The speedy growth of the program is nonetheless surprising to Valladares given limited formal advertising. Word of mouth has been a bigger driver as students refer others to the program and alumni win awards and fellowships and become more recognized in literary and academic circles.

Card, who was born in Jamaica and grew up in Queens, said she chose Brooklyn College over a private university partly because she knew of other Caribbean writers who cycled through the CUNY program. She was able to take Caribbean literature courses as electives at City College. She said she workshopped her writing with a diverse cohort, including students who, like her, wrote about their own histories and employed literary devices, such as magical realism, historically used by authors of color.

“I wasn’t the only student writing Black stories,” she said. “I wasn’t the only student writing immigrant stories.”

Card also appreciated the personal touch of CUNY faculty. When she was accepted into the M.F.A. program at Brooklyn College in 2006, she received a call from Pulitzer Prize-winning novelist Michael Cunningham, who was the director of the program at the time.

“It just made me feel like my work was being appreciated and considered a little bit more closely,” she said. “It felt a little bit more intimate, I guess.”

Before enrolling in the M.F.A. program, “I didn’t know anything about how to become a writer,” Card said. “No one in my family is really an artist or a writer, so I just wanted to immerse myself in that kind of environment and take the next step and make it like a real career.”

Valladares said many students who go through the program are first-generation college students and are the first in their families to study an art form like creative writing. She noted that the program also draws older students, including those who have full-time jobs and children, in part because it’s designed to accommodate their schedules and outside responsibilities and obligations. For example, classes don’t start until 4:45 p.m. because nearly 95 percent of students in the program work full-time.

Rodríguez, the chancellor, said he expects more CUNY M.F.A. graduates to become recognized and successful authors, especially in this national moment of racial reckoning after the killing of George Floyd and mass national protests last summer.
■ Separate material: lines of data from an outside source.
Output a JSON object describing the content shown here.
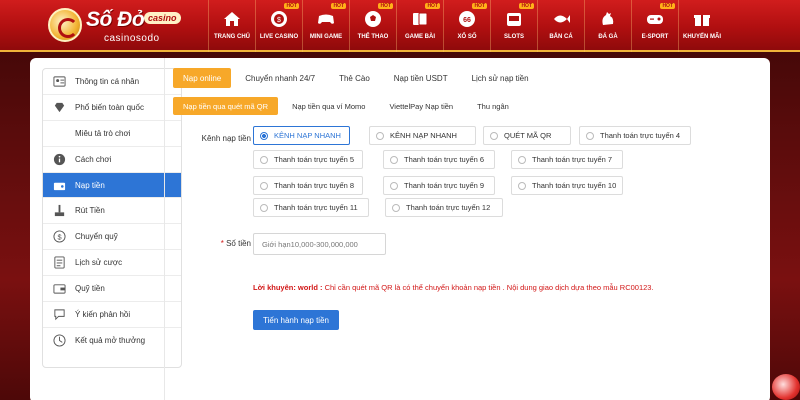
{
  "brand": {
    "name": "Số Đỏ",
    "badge": "casino",
    "subtitle": "casinosodo"
  },
  "nav": [
    {
      "label": "Trang chủ",
      "icon": "home-icon",
      "hot": ""
    },
    {
      "label": "Live Casino",
      "icon": "casino-chip-icon",
      "hot": "HOT"
    },
    {
      "label": "Mini Game",
      "icon": "gamepad-icon",
      "hot": "HOT"
    },
    {
      "label": "Thể Thao",
      "icon": "soccer-ball-icon",
      "hot": "HOT"
    },
    {
      "label": "Game Bài",
      "icon": "cards-icon",
      "hot": "HOT"
    },
    {
      "label": "Xổ Số",
      "icon": "lottery-ball-icon",
      "hot": "HOT"
    },
    {
      "label": "Slots",
      "icon": "slot-machine-icon",
      "hot": "HOT"
    },
    {
      "label": "Bắn Cá",
      "icon": "fish-icon",
      "hot": ""
    },
    {
      "label": "Đá Gà",
      "icon": "rooster-icon",
      "hot": ""
    },
    {
      "label": "E-Sport",
      "icon": "controller-icon",
      "hot": "HOT"
    },
    {
      "label": "Khuyến Mãi",
      "icon": "gift-icon",
      "hot": ""
    }
  ],
  "sidebar": [
    {
      "label": "Thông tin cá nhân",
      "icon": "profile-card-icon"
    },
    {
      "label": "Phổ biến toàn quốc",
      "icon": "diamond-icon"
    },
    {
      "label": "Miêu tả trò chơi",
      "icon": "gamepad-icon"
    },
    {
      "label": "Cách chơi",
      "icon": "info-icon"
    },
    {
      "label": "Nạp tiền",
      "icon": "deposit-icon"
    },
    {
      "label": "Rút Tiền",
      "icon": "withdraw-icon"
    },
    {
      "label": "Chuyển quỹ",
      "icon": "dollar-icon"
    },
    {
      "label": "Lịch sử cược",
      "icon": "history-doc-icon"
    },
    {
      "label": "Quỹ tiền",
      "icon": "wallet-icon"
    },
    {
      "label": "Ý kiến phản hồi",
      "icon": "feedback-icon"
    },
    {
      "label": "Kết quả mở thưởng",
      "icon": "clock-history-icon"
    }
  ],
  "tabs": [
    "Nạp online",
    "Chuyển nhanh 24/7",
    "Thẻ Cào",
    "Nạp tiền USDT",
    "Lịch sử nạp tiền"
  ],
  "subtabs": [
    "Nạp tiền qua quét mã QR",
    "Nạp tiền qua ví Momo",
    "ViettelPay Nạp tiền",
    "Thu ngân"
  ],
  "form": {
    "channel_label": "Kênh nạp tiền",
    "channels": [
      "KÊNH NẠP NHANH",
      "KÊNH NẠP NHANH",
      "QUÉT MÃ QR",
      "Thanh toán trực tuyến 4",
      "Thanh toán trực tuyến 5",
      "Thanh toán trực tuyến 6",
      "Thanh toán trực tuyến 7",
      "Thanh toán trực tuyến 8",
      "Thanh toán trực tuyến 9",
      "Thanh toán trực tuyến 10",
      "Thanh toán trực tuyến 11",
      "Thanh toán trực tuyến 12"
    ],
    "amount_label": "Số tiền",
    "amount_required": "*",
    "amount_placeholder": "Giới hạn10,000-300,000,000",
    "note_prefix": "Lời khuyên:  world :",
    "note_text": " Chỉ cần quét mã QR là có thể chuyển khoản nạp tiền . Nội dung giao dịch dựa theo mẫu RC00123.",
    "submit_label": "Tiến hành nạp tiền"
  },
  "colors": {
    "accent": "#f7a829",
    "primary": "#2d75d6",
    "header": "#b00f10",
    "warning": "#d21717"
  }
}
He believes the publishing industry will be looking to highlight the works of diverse CUNY graduates.

“These programs are well-known and there’s a thirst for these stories to be told,” he said. “I think it’s going to be a moment of a lot of attention and a lot of scrutiny and opportunity for some voices that have been sort of sidelined … I wouldn’t be surprised if many of those come from the faculty and students that we have in our programs.”

Walter Mosley, the prominent crime novelist who attended City College in 1986, describes CUNY M.F.A. programs as the “blue-collar Harvard” because they have “excellent” faculty members and low-cost tuition. The cost of attending full-time is $5,545 per semester, according to the university system’s website.

Mosley never finished the program because he got his first book proposal accepted during his time as a student, but his relationship with the college continued. Many years later he approached the institution to start a publishing certificate program designed to prepare minority students for the publishing industry. Meanwhile, Mosley has written more than 60 books since his time at City College and won the Medal for Distinguished Contribution to American Letters from the National Book Foundation last year.

Mosley said he wants to see more people from historically underrepresented backgrounds entering the publishing field, in addition to more writers of color in the spotlight. He believes CUNY is playing a significant role in that effort.

“CUNY … it’s one of those places where you can make an intellectual life for yourself without the extra baggage of exclusivity,” he said. “Because knowledge is not exclusive. Knowledge is what we all bring to the table.”

Next Story

Written By

More from Diversity